Known as both a medicinal herb and a food, garlic is touted for its numerous healing properties. Supplementation can be beneficial if ingesting raw or cooked garlic causes stomach irritation, bad breath or body odor.
Five Medical Uses for Garlic
There are a variety of uses for the garlic that you grow in your garden or pick up at the grocery store.
The Common Cold
Garlic has long been considered an "antibiotic" of sorts, with microbe-killing capabilities. Known as a bacteria, virus, fungi and parasite killer, garlic has been the focus of many studies against these microorganisms. A study published by the National Institute of Health revealed garlic's cold fighting abilities when studied against placebos. This study revealed those treated with garlic supplementation had significantly fewer colds over a 12-week period.
While garlic has received much attention for its germ killing capabilities, even more studies have been done revolving around garlic and its role in decreasing heart disease. According to a Tufts University study, highlighted in The Journal of Nutrition, garlic supplementation has shown to help lower blood pressure and prevent blood clots, which can help reduce the incidence of heart attack and stroke. Regarding the prevention of blood clots, garlic seems to decrease the stickiness of platelets in the blood (sticky platelets clog arteries by attaching to the walls of arteries).
Benign Prostate Hyperplasia (BPH) and Prostate Cancer
A study highlighted in Nutrition Research Journal stated that garlic extract "leads to significant improvement in patients with BPH and Prostate Cancer." This study specifically showed prostate mass in those with BPH to be lowered, urinary frequency decreased, and total and free PSA values significantly lowered as well.
Another study by Tufts University studied garlic and its role in helping to prevent dementia. Researchers found that garlic supplementation may help prevent cognitive decline by protecting neurons from neuronal-death, improving memory retention and learning.
A Department of Pharmacology study, highlighted by the National institute of Medicine, was conducted to determine if garlic would reduce symptoms of type 2 diabetes in patients. After 24 weeks, this study showed a decrease in fasting blood sugars in those taking garlic supplementation, compared to no change in those taking the placebo. The study also showed a decrease in mean total cholesterol in those taking supplementation, as opposed to no change in the placebo group. The conclusion was a combination of typical anti-diabetic medication, along with garlic supplementation, results in good management of patients with diabetes and lower blood sugar.
Garlic at a Glance

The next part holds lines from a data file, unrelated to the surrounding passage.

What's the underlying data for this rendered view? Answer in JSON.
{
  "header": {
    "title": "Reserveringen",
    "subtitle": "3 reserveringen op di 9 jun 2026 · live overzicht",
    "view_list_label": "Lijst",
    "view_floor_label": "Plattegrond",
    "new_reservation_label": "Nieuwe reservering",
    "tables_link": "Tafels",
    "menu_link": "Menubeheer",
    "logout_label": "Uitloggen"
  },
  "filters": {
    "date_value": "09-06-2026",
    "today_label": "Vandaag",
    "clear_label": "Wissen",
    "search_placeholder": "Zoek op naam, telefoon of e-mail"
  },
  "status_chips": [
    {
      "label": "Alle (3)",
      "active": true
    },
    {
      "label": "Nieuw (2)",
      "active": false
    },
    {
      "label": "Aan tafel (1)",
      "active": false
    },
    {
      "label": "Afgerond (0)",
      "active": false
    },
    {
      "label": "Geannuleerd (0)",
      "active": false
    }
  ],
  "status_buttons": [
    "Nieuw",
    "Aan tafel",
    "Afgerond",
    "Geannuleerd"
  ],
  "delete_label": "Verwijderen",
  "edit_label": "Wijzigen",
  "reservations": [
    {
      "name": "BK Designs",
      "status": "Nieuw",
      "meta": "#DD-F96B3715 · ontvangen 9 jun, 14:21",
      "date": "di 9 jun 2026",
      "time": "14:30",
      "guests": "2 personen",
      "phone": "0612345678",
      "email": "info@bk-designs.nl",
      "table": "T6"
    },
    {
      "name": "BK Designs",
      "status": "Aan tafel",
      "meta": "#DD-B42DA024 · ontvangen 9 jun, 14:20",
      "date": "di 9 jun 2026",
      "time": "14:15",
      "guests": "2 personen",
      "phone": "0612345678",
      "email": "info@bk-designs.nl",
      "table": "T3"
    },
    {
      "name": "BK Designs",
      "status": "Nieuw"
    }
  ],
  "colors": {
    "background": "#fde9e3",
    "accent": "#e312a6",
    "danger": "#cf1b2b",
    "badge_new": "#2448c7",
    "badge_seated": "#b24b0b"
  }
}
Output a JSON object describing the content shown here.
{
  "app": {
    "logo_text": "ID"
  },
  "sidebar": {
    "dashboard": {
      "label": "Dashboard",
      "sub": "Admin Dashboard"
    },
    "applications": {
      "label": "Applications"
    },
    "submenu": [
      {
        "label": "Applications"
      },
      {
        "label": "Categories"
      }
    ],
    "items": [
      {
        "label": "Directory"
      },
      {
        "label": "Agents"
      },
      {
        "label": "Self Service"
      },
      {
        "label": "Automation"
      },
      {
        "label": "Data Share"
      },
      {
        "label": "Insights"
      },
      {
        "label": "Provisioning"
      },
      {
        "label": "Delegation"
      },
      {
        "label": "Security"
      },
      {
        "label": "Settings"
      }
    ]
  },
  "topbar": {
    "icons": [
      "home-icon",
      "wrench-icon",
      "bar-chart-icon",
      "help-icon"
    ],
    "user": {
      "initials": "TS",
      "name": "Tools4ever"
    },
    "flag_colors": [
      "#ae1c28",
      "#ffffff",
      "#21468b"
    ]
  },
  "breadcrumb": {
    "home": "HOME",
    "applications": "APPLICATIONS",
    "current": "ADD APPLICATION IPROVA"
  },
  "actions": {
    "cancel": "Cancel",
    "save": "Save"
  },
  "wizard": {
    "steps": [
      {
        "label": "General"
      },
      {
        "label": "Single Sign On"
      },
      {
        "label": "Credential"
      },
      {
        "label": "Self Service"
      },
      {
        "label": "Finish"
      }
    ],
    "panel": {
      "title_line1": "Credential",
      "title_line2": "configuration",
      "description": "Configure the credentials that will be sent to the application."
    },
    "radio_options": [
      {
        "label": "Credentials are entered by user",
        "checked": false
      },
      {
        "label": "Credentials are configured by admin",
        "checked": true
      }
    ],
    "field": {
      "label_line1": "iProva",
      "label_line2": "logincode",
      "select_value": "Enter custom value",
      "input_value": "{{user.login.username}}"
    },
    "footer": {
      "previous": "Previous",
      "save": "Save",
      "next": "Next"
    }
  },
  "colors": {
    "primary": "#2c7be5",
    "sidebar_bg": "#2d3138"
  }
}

Allicin, the main compound produced by garlic, gives way to its distinctive odor and is the chemical behind its medicinal use. When purchasing garlic supplements, pay attention to manufacturers that claim their product is "odorless." Odorless garlic formulas are often aged, reducing the amount of allicin and potentially deeming the product ineffective for alternative medicine use. Some manufacturers will use methods that crush the garlic clove, increasing the amount of allicin in the product. Look for garlic supplements that state an allicin potential of at least 6,000 mcg.
Potential Side Effects
The National Institutes of Health's National Center for Complementary and Alternative Medicine states numerous side effects from garlic consumption. These include:
- Breath and body odor
- Upset stomach
- Allergic reactions
- Spontaneous bleeding or thin blood
Possible Garlic/Medication Interactions
According to the University of Maryland Medical Center, the following medications can interact with garlic supplementation. It is advised that you speak with a health care provider if you take any of the following:
- Antiplatelet medication, such as indomethacin, Plavix, aspirin or dipyridamole
- Blood-thinning medication, such as warfarin or aspirin
- Protease inhibitors for HIV, such as indinavir, saquinavir, and ritonavir
Drugs.com lists 25 brand and generic drugs that have major interactions with garlic.
Always Speak with Your Doctor
If you currently take any blood thinners, aspirin remedies, or medication for HIV, it is extremely important that you speak with your doctor before starting a garlic regimen. Although the National Institutes of Health states that garlic supplementation is considered safe for consumption by most adults, herbal supplements are not subject to approval by the FDA. It is always a good idea to let your physician know what supplements you take on a regular basis.